Possible, surely, unsure off the top of my head exactly what'd be needed to achieve it beyond some download hooks.
Full disclosure: our specialty at Porticor is key management for cases like this e.g. we have a solution for Amazon AWS S3.
It is gratifying to see so many people pointing out the need for key management. We have actually been working on that for several years - before the NSA / PRISM / Snowden scandal put the limelight on the topic.
There are solutions that can allow you to control your data e.g. in S3 with keys that are outside the cloud. Today it is technically feasible to homomorphically encrypt the KEYS before they enter the cloud. http://www.porticor.com/homomorphic-encryption/
The definition of Homomorphic encryption you have on your web site is incomplete. Yes, that system can do processing on encrypted data, but what you fail to mention is that requires an algorithm where no two resulting encrypted pieces of data have the same result.

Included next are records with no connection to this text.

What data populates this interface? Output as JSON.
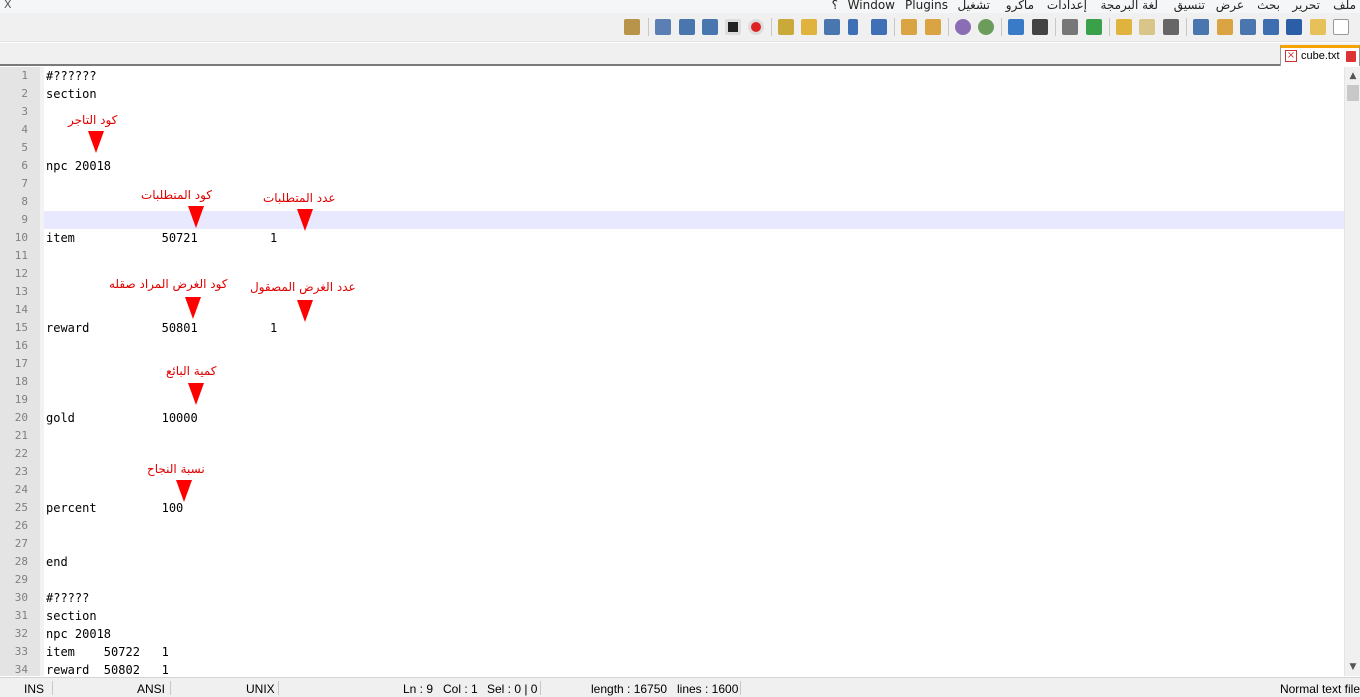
{
  "window": {
    "close_label": "X"
  },
  "menu": [
    "ملف",
    "تحرير",
    "بحث",
    "عرض",
    "تنسيق",
    "لغة البرمجة",
    "إعدادات",
    "ماكرو",
    "تشغيل",
    "Plugins",
    "Window",
    "؟"
  ],
  "toolbar_icons": [
    "new-file-icon",
    "open-file-icon",
    "save-icon",
    "save-all-icon",
    "close-icon",
    "close-all-icon",
    "print-icon",
    "cut-icon",
    "copy-icon",
    "paste-icon",
    "undo-icon",
    "redo-icon",
    "find-icon",
    "replace-icon",
    "zoom-in-icon",
    "zoom-out-icon",
    "sync-vertical-icon",
    "sync-horizontal-icon",
    "word-wrap-icon",
    "show-all-chars-icon",
    "indent-guide-icon",
    "doc-map-icon",
    "function-list-icon",
    "folder-as-workspace-icon",
    "start-recording-icon",
    "stop-recording-icon",
    "playback-icon",
    "run-multiple-icon",
    "save-macro-icon",
    "launch-browser-icon"
  ],
  "tab": {
    "label": "cube.txt"
  },
  "editor": {
    "line_numbers": [
      "1",
      "2",
      "3",
      "4",
      "5",
      "6",
      "7",
      "8",
      "9",
      "10",
      "11",
      "12",
      "13",
      "14",
      "15",
      "16",
      "17",
      "18",
      "19",
      "20",
      "21",
      "22",
      "23",
      "24",
      "25",
      "26",
      "27",
      "28",
      "29",
      "30",
      "31",
      "32",
      "33",
      "34"
    ],
    "lines": [
      {
        "n": "1",
        "text": "#??????"
      },
      {
        "n": "2",
        "text": "section"
      },
      {
        "n": "6",
        "text": "npc 20018"
      },
      {
        "n": "10",
        "text": "item            50721          1"
      },
      {
        "n": "15",
        "text": "reward          50801          1"
      },
      {
        "n": "20",
        "text": "gold            10000"
      },
      {
        "n": "25",
        "text": "percent         100"
      },
      {
        "n": "28",
        "text": "end"
      },
      {
        "n": "30",
        "text": "#?????"
      },
      {
        "n": "31",
        "text": "section"
      },
      {
        "n": "32",
        "text": "npc 20018"
      },
      {
        "n": "33",
        "text": "item    50722   1"
      },
      {
        "n": "34",
        "text": "reward  50802   1"
      }
    ],
    "annotations": [
      "كود التاجر",
      "كود المتطلبات",
      "عدد المتطلبات",
      "كود الغرض المراد صقله",
      "عدد الغرض المصقول",
      "كمية البائع",
      "نسبة النجاح"
    ]
  },
  "status": {
    "type": "Normal text file",
    "length": "length : 16750",
    "lines": "lines : 1600",
    "ln": "Ln : 9",
    "col": "Col : 1",
    "sel": "Sel : 0 | 0",
    "eol": "UNIX",
    "encoding": "ANSI",
    "mode": "INS"
  },
  "colors": {
    "annotation": "#e00000",
    "arrow": "#ff0000",
    "current_line": "#e8e8ff",
    "gutter": "#e4e4e4",
    "tab_accent": "#f6a300"
  }
}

There is no current homomorphic algorithm that guarantees no duplicate results. If there were, a Nobel prize would be hanging on your wall.
Oh and you can't do square roots with H.E. yet either.
This is a completely meaningless change since Google is:
* Fundamentally a US led company with close ties to their security services. The NSA and friends still have full access to your data.
* Well known to co-operate with other countries law enforcement and censorship efforts as well (eg China and others)
Cloud vendors don't like client-side encryption because it prevents them from
gouging deduplicating your data.
with valid indexes which remain valid.
I think that's pretty challenging but it's the only way. I am clueless how you would do this.
*What? You didn't realize how much info you can get off that metadata?